* **TASK TO CARRY OUT**:
The data below is to be retyped exactly, line by line.

* **DATASET ENTRIES**:
=== Begin Enclosure ===

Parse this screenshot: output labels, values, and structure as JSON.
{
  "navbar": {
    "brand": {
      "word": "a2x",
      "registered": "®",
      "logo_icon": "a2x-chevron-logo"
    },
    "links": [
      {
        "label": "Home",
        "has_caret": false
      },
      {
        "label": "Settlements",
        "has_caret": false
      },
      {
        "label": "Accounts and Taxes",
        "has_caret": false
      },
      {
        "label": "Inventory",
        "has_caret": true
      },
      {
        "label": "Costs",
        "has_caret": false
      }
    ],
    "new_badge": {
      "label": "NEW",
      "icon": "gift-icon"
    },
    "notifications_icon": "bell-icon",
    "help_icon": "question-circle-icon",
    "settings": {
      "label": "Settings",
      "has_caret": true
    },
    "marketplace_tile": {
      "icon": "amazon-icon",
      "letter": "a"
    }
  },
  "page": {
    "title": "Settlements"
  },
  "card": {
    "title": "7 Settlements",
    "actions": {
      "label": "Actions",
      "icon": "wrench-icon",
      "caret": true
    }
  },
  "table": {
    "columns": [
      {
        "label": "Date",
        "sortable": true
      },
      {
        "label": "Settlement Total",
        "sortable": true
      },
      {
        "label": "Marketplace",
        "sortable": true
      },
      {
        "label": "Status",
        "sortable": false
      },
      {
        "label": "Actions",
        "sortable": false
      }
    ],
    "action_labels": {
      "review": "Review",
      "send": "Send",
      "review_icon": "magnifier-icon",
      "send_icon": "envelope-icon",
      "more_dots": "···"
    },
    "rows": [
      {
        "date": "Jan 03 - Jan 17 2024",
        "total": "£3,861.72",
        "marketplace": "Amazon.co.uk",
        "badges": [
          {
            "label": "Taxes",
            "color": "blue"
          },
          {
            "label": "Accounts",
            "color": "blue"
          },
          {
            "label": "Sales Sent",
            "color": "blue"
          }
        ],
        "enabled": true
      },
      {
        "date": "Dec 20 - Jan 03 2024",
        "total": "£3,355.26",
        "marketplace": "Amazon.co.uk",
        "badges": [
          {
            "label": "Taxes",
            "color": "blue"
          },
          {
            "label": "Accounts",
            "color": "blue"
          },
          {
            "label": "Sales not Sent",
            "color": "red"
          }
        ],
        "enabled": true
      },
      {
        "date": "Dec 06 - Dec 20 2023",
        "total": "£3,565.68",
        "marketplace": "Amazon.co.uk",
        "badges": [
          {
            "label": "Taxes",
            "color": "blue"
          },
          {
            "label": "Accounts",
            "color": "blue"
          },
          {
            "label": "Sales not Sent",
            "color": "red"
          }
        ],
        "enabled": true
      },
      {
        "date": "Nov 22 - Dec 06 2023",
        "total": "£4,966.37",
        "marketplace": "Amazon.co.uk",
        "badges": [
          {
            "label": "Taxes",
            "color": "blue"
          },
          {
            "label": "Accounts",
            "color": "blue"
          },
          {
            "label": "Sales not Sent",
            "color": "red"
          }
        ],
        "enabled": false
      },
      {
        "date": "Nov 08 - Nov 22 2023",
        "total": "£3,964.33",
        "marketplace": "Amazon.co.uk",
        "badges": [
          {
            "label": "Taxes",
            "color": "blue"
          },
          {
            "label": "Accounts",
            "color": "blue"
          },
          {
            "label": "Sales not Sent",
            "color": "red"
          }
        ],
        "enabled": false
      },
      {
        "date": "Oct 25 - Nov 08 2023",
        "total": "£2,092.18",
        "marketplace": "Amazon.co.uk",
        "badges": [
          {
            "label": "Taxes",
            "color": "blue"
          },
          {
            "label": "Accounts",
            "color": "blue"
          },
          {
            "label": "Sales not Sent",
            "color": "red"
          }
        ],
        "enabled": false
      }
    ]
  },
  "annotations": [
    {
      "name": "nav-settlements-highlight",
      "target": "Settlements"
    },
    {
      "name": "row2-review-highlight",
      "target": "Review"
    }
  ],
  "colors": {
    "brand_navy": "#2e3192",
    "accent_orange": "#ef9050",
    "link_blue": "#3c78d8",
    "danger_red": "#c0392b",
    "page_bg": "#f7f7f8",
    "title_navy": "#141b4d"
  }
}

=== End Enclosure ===

* **RESULT OF THIS EXERCISE**:
Parse this screenshot: output labels, values, and structure as JSON.
{
  "navbar": {
    "brand": {
      "word": "a2x",
      "registered": "®",
      "logo_icon": "a2x-chevron-logo"
    },
    "links": [
      {
        "label": "Home",
        "has_caret": false
      },
      {
        "label": "Settlements",
        "has_caret": false
      },
      {
        "label": "Accounts and Taxes",
        "has_caret": false
      },
      {
        "label": "Inventory",
        "has_caret": true
      },
      {
        "label": "Costs",
        "has_caret": false
      }
    ],
    "new_badge": {
      "label": "NEW",
      "icon": "gift-icon"
    },
    "notifications_icon": "bell-icon",
    "help_icon": "question-circle-icon",
    "settings": {
      "label": "Settings",
      "has_caret": true
    },
    "marketplace_tile": {
      "icon": "amazon-icon",
      "letter": "a"
    }
  },
  "page": {
    "title": "Settlements"
  },
  "card": {
    "title": "7 Settlements",
    "actions": {
      "label": "Actions",
      "icon": "wrench-icon",
      "caret": true
    }
  },
  "table": {
    "columns": [
      {
        "label": "Date",
        "sortable": true
      },
      {
        "label": "Settlement Total",
        "sortable": true
      },
      {
        "label": "Marketplace",
        "sortable": true
      },
      {
        "label": "Status",
        "sortable": false
      },
      {
        "label": "Actions",
        "sortable": false
      }
    ],
    "action_labels": {
      "review": "Review",
      "send": "Send",
      "review_icon": "magnifier-icon",
      "send_icon": "envelope-icon",
      "more_dots": "···"
    },
    "rows": [
      {
        "date": "Jan 03 - Jan 17 2024",
        "total": "£3,861.72",
        "marketplace": "Amazon.co.uk",
        "badges": [
          {
            "label": "Taxes",
            "color": "blue"
          },
          {
            "label": "Accounts",
            "color": "blue"
          },
          {
            "label": "Sales Sent",
            "color": "blue"
          }
        ],
        "enabled": true
      },
      {
        "date": "Dec 20 - Jan 03 2024",
        "total": "£3,355.26",
        "marketplace": "Amazon.co.uk",
        "badges": [
          {
            "label": "Taxes",
            "color": "blue"
          },
          {
            "label": "Accounts",
            "color": "blue"
          },
          {
            "label": "Sales not Sent",
            "color": "red"
          }
        ],
        "enabled": true
      },
      {
        "date": "Dec 06 - Dec 20 2023",
        "total": "£3,565.68",
        "marketplace": "Amazon.co.uk",
        "badges": [
          {
            "label": "Taxes",
            "color": "blue"
          },
          {
            "label": "Accounts",
            "color": "blue"
          },
          {
            "label": "Sales not Sent",
            "color": "red"
          }
        ],
        "enabled": true
      },
      {
        "date": "Nov 22 - Dec 06 2023",
        "total": "£4,966.37",
        "marketplace": "Amazon.co.uk",
        "badges": [
          {
            "label": "Taxes",
            "color": "blue"
          },
          {
            "label": "Accounts",
            "color": "blue"
          },
          {
            "label": "Sales not Sent",
            "color": "red"
          }
        ],
        "enabled": false
      },
      {
        "date": "Nov 08 - Nov 22 2023",
        "total": "£3,964.33",
        "marketplace": "Amazon.co.uk",
        "badges": [
          {
            "label": "Taxes",
            "color": "blue"
          },
          {
            "label": "Accounts",
            "color": "blue"
          },
          {
            "label": "Sales not Sent",
            "color": "red"
          }
        ],
        "enabled": false
      },
      {
        "date": "Oct 25 - Nov 08 2023",
        "total": "£2,092.18",
        "marketplace": "Amazon.co.uk",
        "badges": [
          {
            "label": "Taxes",
            "color": "blue"
          },
          {
            "label": "Accounts",
            "color": "blue"
          },
          {
            "label": "Sales not Sent",
            "color": "red"
          }
        ],
        "enabled": false
      }
    ]
  },
  "annotations": [
    {
      "name": "nav-settlements-highlight",
      "target": "Settlements"
    },
    {
      "name": "row2-review-highlight",
      "target": "Review"
    }
  ],
  "colors": {
    "brand_navy": "#2e3192",
    "accent_orange": "#ef9050",
    "link_blue": "#3c78d8",
    "danger_red": "#c0392b",
    "page_bg": "#f7f7f8",
    "title_navy": "#141b4d"
  }
}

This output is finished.